Report from Special FE Sector Conference, Saturday 13th December

You may be aware the recent special FE Sector Conference held to discuss national bargaining and pay campaigning strategy. The conference was requisitioned by twenty branches with the intention of overturning your Further Education Committee’s (FEC) pay strategy. Attendance at this hastily called and ill-timed conference was understandably low – only 75 delegates were present. It was very difficult for many branches to organise a meeting and elect a delegate to attend at this time of year.

The FEC’s pay campaign strategy was summarised in a motion setting out the following elements, assuming that the current ballot delivers a Yes vote:

1)   The campaign to be launched with one day of strike action,

2)   To be followed by targeted action of one or two branches in each region, supported financially by the rest of the region. These targeted branches to be selected, with their agreement, from those that have not implemented AoC pay awards and/or colleges where Principals have awarded themselves above inflation pay rises, and/or whose Principals are the highest earners.

3)   Another national strike to coincide with a mass lobby of Parliament.

4)   The pay campaign to be framed around UCU’s new Charter for Further and Adult Education.

Unfortunately a motion rejecting this and advocating no action in the current pay round (even if the ballot delivers a Yes vote) and a different strategy without national strike action was passed by 40 votes to 34, which meant the FEC strategy consequently fell.

The FEC pay strategy now consists of:

1) Whatever the outcome of the pay ballot there will be no national or targeted strike action over pay in the current pay round.

2) UCU will put in a national claim for 2015/16 and will send a template to branches asking them to approach their management asking them to pay the award.

3) Branches can opt to add to this a local claim on other issues like workload.

4) Campaign over the 2015/16 pay claim (without any planned national industrial action) and ‘learn the lessons’ of that campaign to shape the 2016/17 pay campaign.

Many members will be deeply concerned about the effects of this motion which in practice rules out any national industrial action over pay until, possibly, 2016/17. Our members’ pay has been cut by 17% over the past five years. They cannot wait for another three years before we might start fighting collectively as a national union over pay.

The strategy adopted on Saturday is a disaster for a number of reasons.

First, the idea of identifying which colleges have not implemented pay awards and targeting those colleges for sustained action is fine. But it is very difficult to deliver this unless those branches feel that they are part of a national campaign backed by national action. If this is not the case the sense of isolation for many branches involved with such action would be very serious. That’s why targeted action must be connected to a national campaign of strike action if it is to be successful.

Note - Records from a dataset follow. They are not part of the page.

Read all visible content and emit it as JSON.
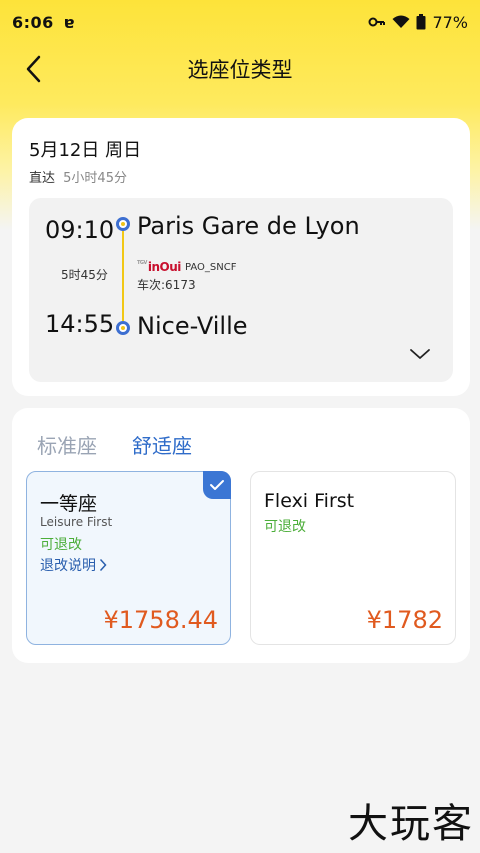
{
  "status_bar": {
    "time": "6:06",
    "left_icon": "ɐ",
    "battery": "77%"
  },
  "nav": {
    "title": "选座位类型"
  },
  "trip": {
    "date": "5月12日 周日",
    "direct_label": "直达",
    "total_duration": "5小时45分",
    "departure_time": "09:10",
    "departure_station": "Paris Gare de Lyon",
    "segment_duration": "5时45分",
    "brand": "inOui",
    "brand_prefix": "TGV",
    "operator_code": "PAO_SNCF",
    "train_number": "车次:6173",
    "arrival_time": "14:55",
    "arrival_station": "Nice-Ville"
  },
  "seat_tabs": [
    {
      "label": "标准座",
      "active": false
    },
    {
      "label": "舒适座",
      "active": true
    }
  ],
  "options": [
    {
      "name": "一等座",
      "english": "Leisure First",
      "refund": "可退改",
      "rule_link": "退改说明",
      "price": "¥1758.44",
      "selected": true
    },
    {
      "name": "Flexi First",
      "refund": "可退改",
      "price": "¥1782",
      "selected": false
    }
  ],
  "watermark": "大玩客",
  "colors": {
    "accent_blue": "#2f6cc9",
    "price_orange": "#e05a1f",
    "refund_green": "#4cae3a",
    "header_yellow": "#fde33a"
  },
  "icons": {
    "back": "back-arrow-icon",
    "key": "key-icon",
    "wifi": "wifi-icon",
    "battery": "battery-icon",
    "expand": "chevron-down-icon",
    "check": "check-icon"
  }
}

Without a programme of national strike action the strategy above will leave less organised branches unable to use the strength of the national union to lift themselves up to the levels of more organised ones. The clear danger of encouraging branches to bargain on pay locally without a national action framework will be to allow managements to play off our pay against working conditions. This would leave us in the worst of both worlds; branches either achieving a small pay increase for longer contact hours or a draconian observation policy, perhaps: or receiving a pay cut for a less draconian observation policy.

Rather than levelling us all up and engaging in shared action, as national action can do, local action on pay would lead to a far greater unevenness across the sector in respect of pay scales and terms and conditions.

Second, the significance of national action can be measured not only in terms of the impact it has on pay negotiations but also in terms of the impact it has on the ability of branches to be more organised and effective at local level.

Members currently face an avalanche of attacks locally. Local disputes involving industrial action over these issues will be paramount if UCU is to defend its members in the colleges.  Although the employers claim these attacks are necessary due to local difficulties in fact they flow from a government-led attack on funding.  UCU cannot turn the tide of these attacks college by college. Nor will we be able to casework our way out of this crisis.  National action allows the union to feel more confident and recruit new members.  This is turn allows branches to renew themselves with more confidence to take on these local attacks.

It is UCU’s policy to restore pay to the proper rate for the job, retain national pay scales, and deliver national binding agreements with the employers through effective national bargaining. Many members will recognise that there can be no short cuts to achieving this.

Saturday’s decision is disastrous not only for defending members’ pay and promoting these policy aims but also for those colleges which are currently in dispute with their local managements like Barnsley, CNWL and Lambeth. As the delegate from Lambeth said, ‘this decision will feel like a kick in the teeth to our members’.

There will be meetings in the New Year to bring together all those angered by the overturning of a potentially effective pay strategy and its replacement with something inherently dangerous and ineffective, and to discuss how we can get our union back on track.

Leave a Reply

Your email address will not be published.